It’s my favorite part of any Batman movie … that scene where the henchman pays a visit to the crazed supervillain – the Joker is the gold standard here – and you just know that the meeting is about to go terribly, terribly awry for the thug.
I couldn’t help but think of that classic trope when I read this article the other day:
Trump Berated CEOs Of ‘Big Three’ Airlines In Private Meeting, Says Report [International Business Times]
“The CEOs of the Big Three — American Airlines, Delta Air Lines and United Airlines — met with the President, in hopes of getting a positive outcome but ended up being on the wrong side as Trump berated them in the meeting.

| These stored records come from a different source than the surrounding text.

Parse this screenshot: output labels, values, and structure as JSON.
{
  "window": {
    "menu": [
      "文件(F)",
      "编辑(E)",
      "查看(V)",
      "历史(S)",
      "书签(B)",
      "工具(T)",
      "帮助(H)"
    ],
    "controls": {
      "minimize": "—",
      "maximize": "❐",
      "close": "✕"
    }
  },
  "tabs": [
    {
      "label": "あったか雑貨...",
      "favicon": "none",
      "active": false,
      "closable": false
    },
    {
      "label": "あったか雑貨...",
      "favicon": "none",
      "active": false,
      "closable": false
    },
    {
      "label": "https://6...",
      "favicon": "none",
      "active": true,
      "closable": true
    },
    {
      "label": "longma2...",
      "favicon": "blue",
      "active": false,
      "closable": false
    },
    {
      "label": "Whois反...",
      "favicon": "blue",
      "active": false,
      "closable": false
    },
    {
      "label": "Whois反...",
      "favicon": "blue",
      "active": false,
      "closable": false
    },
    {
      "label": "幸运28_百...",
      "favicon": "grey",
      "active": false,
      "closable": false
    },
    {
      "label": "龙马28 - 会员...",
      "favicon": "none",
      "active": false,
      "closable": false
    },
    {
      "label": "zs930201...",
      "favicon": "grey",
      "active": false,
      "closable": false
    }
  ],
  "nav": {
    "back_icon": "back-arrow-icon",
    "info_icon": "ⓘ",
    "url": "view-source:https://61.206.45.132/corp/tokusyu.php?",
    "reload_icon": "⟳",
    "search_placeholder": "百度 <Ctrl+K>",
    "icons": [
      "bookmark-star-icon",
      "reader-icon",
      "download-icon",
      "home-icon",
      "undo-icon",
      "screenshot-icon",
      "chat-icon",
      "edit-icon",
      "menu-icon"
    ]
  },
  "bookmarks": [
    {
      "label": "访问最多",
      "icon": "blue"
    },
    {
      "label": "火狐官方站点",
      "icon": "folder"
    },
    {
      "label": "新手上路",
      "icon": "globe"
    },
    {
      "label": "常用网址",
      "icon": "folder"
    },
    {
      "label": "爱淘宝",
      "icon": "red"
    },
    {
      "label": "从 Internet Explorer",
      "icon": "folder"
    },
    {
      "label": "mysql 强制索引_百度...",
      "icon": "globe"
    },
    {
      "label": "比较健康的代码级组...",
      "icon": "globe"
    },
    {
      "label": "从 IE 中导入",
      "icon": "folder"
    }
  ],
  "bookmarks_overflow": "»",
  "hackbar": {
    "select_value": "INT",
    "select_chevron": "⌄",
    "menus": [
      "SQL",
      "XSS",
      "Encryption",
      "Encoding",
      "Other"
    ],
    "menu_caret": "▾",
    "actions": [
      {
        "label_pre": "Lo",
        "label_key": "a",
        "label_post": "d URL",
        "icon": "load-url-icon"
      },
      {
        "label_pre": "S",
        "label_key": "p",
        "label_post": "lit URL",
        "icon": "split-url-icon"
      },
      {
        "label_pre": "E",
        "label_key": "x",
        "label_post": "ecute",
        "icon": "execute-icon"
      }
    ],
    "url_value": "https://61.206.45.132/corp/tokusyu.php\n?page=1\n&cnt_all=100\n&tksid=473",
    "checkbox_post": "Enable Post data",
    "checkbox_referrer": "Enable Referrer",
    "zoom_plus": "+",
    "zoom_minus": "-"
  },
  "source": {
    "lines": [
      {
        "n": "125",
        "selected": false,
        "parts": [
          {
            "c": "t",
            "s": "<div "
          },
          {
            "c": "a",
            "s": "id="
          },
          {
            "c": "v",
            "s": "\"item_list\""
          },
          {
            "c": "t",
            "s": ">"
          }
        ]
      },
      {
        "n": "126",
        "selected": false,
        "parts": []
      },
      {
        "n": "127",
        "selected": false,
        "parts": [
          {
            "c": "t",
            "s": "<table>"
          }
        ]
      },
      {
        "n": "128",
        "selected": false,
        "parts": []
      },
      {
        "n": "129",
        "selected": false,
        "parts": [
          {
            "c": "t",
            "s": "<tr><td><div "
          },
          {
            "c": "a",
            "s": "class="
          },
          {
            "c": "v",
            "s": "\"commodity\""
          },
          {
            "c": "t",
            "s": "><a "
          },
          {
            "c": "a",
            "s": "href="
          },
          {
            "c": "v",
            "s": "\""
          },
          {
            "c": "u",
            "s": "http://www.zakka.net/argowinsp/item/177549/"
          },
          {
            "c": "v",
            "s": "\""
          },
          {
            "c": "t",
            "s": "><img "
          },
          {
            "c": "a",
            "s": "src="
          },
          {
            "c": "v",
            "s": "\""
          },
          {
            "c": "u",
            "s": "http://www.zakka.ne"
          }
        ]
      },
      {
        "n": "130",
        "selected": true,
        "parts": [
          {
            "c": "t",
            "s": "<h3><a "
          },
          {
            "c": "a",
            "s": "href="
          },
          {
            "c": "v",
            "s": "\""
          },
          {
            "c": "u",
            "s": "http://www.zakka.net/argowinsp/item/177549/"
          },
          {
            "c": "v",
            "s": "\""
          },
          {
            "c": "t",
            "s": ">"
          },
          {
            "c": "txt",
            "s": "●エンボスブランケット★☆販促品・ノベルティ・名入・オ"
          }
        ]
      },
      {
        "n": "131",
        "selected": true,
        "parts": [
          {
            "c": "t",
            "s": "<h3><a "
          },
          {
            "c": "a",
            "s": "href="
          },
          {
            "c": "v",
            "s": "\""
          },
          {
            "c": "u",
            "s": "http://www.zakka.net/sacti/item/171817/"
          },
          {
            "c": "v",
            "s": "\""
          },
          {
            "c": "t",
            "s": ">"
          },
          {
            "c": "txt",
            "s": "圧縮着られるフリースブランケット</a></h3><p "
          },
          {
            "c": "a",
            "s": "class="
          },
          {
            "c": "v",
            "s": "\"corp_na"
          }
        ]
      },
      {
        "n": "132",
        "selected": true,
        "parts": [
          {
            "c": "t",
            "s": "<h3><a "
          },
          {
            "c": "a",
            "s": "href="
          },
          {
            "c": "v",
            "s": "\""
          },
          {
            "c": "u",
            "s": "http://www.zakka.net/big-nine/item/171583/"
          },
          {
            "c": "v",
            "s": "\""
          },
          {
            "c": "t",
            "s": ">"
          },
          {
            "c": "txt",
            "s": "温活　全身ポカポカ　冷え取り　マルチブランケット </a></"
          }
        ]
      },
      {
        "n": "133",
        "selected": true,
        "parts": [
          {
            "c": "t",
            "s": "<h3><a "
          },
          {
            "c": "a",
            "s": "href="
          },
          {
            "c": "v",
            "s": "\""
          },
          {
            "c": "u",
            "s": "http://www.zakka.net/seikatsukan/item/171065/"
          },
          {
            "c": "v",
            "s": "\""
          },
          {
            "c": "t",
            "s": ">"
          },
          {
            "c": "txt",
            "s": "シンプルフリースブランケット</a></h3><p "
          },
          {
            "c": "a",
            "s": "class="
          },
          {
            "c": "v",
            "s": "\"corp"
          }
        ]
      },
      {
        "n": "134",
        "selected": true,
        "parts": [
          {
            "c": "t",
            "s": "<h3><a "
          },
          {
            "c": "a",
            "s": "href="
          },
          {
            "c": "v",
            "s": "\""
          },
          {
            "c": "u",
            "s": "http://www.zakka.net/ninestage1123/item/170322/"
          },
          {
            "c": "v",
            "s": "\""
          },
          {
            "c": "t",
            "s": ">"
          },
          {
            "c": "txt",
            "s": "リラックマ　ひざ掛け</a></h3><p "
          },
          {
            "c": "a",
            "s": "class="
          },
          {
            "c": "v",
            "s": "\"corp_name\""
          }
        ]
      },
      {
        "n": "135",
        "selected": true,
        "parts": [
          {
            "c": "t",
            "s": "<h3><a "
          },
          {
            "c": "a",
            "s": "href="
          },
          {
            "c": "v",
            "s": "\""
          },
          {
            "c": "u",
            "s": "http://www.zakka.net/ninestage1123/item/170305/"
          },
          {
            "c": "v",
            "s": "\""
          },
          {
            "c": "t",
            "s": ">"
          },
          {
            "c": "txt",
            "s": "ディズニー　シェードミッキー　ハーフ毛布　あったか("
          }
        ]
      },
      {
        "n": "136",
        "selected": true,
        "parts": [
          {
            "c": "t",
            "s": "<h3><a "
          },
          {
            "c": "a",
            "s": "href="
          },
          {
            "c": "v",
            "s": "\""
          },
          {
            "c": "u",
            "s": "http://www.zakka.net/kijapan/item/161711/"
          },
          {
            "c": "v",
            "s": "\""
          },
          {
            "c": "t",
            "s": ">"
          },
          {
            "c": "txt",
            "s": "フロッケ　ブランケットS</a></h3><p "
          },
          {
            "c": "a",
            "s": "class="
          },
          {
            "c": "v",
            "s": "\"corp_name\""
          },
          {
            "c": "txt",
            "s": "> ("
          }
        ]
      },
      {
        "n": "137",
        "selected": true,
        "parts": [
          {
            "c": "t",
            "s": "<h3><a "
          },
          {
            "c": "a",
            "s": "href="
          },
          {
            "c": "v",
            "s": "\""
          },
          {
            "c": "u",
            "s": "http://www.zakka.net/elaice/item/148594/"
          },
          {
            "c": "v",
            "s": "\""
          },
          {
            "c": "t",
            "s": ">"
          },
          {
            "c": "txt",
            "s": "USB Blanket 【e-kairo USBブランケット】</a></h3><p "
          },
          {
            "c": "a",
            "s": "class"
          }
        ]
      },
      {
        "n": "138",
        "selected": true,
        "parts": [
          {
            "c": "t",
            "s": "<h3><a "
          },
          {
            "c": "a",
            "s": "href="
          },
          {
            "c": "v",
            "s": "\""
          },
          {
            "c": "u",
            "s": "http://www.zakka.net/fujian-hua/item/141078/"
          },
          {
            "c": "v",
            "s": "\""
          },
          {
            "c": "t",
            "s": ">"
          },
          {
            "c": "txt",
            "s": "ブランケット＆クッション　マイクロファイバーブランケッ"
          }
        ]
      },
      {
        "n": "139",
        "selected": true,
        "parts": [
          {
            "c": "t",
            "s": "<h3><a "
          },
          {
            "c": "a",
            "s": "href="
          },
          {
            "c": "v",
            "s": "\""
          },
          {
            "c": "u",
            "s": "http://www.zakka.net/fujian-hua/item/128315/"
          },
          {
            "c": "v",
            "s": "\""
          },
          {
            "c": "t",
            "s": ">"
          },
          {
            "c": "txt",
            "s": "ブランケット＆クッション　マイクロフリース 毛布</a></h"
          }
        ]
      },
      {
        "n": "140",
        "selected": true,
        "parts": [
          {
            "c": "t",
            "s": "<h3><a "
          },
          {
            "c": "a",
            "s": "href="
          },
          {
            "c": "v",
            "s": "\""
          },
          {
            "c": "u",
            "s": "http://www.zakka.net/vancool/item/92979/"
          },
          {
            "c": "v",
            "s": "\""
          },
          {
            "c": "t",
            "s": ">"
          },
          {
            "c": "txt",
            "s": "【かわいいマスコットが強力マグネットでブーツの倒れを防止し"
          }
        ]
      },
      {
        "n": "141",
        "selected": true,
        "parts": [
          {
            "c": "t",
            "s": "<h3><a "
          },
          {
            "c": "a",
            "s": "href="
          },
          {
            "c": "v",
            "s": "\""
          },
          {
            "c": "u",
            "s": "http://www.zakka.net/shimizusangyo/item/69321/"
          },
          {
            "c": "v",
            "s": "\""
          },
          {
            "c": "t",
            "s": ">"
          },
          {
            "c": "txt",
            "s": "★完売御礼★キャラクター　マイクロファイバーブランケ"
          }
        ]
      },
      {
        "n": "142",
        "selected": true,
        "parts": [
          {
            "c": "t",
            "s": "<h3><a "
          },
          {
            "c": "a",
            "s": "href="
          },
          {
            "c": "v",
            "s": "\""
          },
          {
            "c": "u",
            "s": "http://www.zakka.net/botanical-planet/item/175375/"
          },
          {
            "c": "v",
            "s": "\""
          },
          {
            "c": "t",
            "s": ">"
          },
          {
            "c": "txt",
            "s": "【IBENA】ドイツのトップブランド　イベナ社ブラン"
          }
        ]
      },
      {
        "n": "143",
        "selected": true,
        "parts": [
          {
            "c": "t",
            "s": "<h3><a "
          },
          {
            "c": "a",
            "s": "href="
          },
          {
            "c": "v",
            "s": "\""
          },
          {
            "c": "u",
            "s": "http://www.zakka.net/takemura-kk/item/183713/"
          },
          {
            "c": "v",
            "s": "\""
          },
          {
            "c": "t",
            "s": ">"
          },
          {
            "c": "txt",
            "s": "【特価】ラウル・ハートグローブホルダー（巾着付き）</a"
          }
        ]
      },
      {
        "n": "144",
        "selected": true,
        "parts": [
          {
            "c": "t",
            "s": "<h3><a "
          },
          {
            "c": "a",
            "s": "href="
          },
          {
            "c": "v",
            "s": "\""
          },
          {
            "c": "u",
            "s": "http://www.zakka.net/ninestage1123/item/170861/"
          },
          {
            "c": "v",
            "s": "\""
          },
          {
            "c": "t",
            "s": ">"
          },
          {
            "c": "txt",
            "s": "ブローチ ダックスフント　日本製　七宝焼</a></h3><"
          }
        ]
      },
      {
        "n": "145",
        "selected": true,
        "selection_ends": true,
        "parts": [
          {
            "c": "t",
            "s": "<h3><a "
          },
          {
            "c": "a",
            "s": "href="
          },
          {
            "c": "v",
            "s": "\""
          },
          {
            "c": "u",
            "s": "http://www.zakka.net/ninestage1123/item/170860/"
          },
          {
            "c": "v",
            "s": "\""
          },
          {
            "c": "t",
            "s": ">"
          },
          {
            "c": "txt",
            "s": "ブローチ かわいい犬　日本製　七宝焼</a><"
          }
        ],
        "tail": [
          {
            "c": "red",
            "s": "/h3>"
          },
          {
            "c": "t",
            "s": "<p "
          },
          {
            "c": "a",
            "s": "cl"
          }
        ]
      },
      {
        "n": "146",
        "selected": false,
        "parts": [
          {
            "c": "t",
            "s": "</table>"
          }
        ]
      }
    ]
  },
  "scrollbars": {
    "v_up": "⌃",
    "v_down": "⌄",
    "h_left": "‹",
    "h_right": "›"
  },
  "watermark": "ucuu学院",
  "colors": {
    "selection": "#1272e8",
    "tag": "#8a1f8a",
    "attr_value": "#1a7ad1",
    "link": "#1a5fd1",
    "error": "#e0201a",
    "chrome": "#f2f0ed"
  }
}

Trump also reportedly reprimanded Delta airlines, whose CEO Ed Bastian was not present, for buying aircraft worth billions from European firm Airbus and pointed out that Qatar Airways — one of the companies the U.S. airlines have a beef with — was buying its jets from Boeing.
NBC news quoted a person who had attended the meeting: “The President kept going back to it [Bastian’s absence], there was a lot of yelling.”
For almost a year, the Big Three carriers have been in a tussle with Qatar Airways, Etihad and Emirates, claiming that the Gulf-based airlines were undercutting them by offering below-market fares, aided by government subsidies.
The CEOs had presumed that the President would take their side in the dispute.
The meeting quickly turned into a confrontation, with Akbar al-Baker [Qatar Airways] calling the American CEOs ‘liars’ and President Trump hitting back.“
I mean … we’ve all been there, right? It’s the meeting where we are all prepared and all confident that we have the agenda under control, that we know how to “manage” the Boss or the Board, but then it all goes wrong. You can feel it start to go bad with some stray comment or someone on your team who’s late to the meeting, and then before you know it all hell breaks loose and the Boss is yelling at YOU.
It all goes sideways.
I physically LOL’d when I read this note, because you just KNOW that Parker and Munoz and Bastian were CERTAIN that they had this meeting with Trump wired from the get-go. They had Peter Navarro set up the meeting, they had Kudlow there, they had Bolton there … they had even run ads on “Fox & Friends” to tee up Donald on this!
Not enough sweet talk, I guess.
Plus the Qatar Airlines dude brought a powerpoint deck showing all of his Boeing purchases, and he “fought back hard”.
I don’t feel bad for Parker and Munoz and Bastian and the gang. They’re all thuggish mini-oligarchs, and the sole purpose of this meeting was to wield the power of their government to further their oligopoly against some other oligopoly wielding some other government’s power.
But I gotta think this has happened one way or another every single day for the past two-plus years, where thuggish mini-oligarchs (and not-so-mini-oligarchs) have the run of the place. Where you go in for a meeting with someone you think is the President of the United States, but it ends up being a meeting with the Joker.
It’s a funny scene in a movie.
It’s a crappy way to run a country.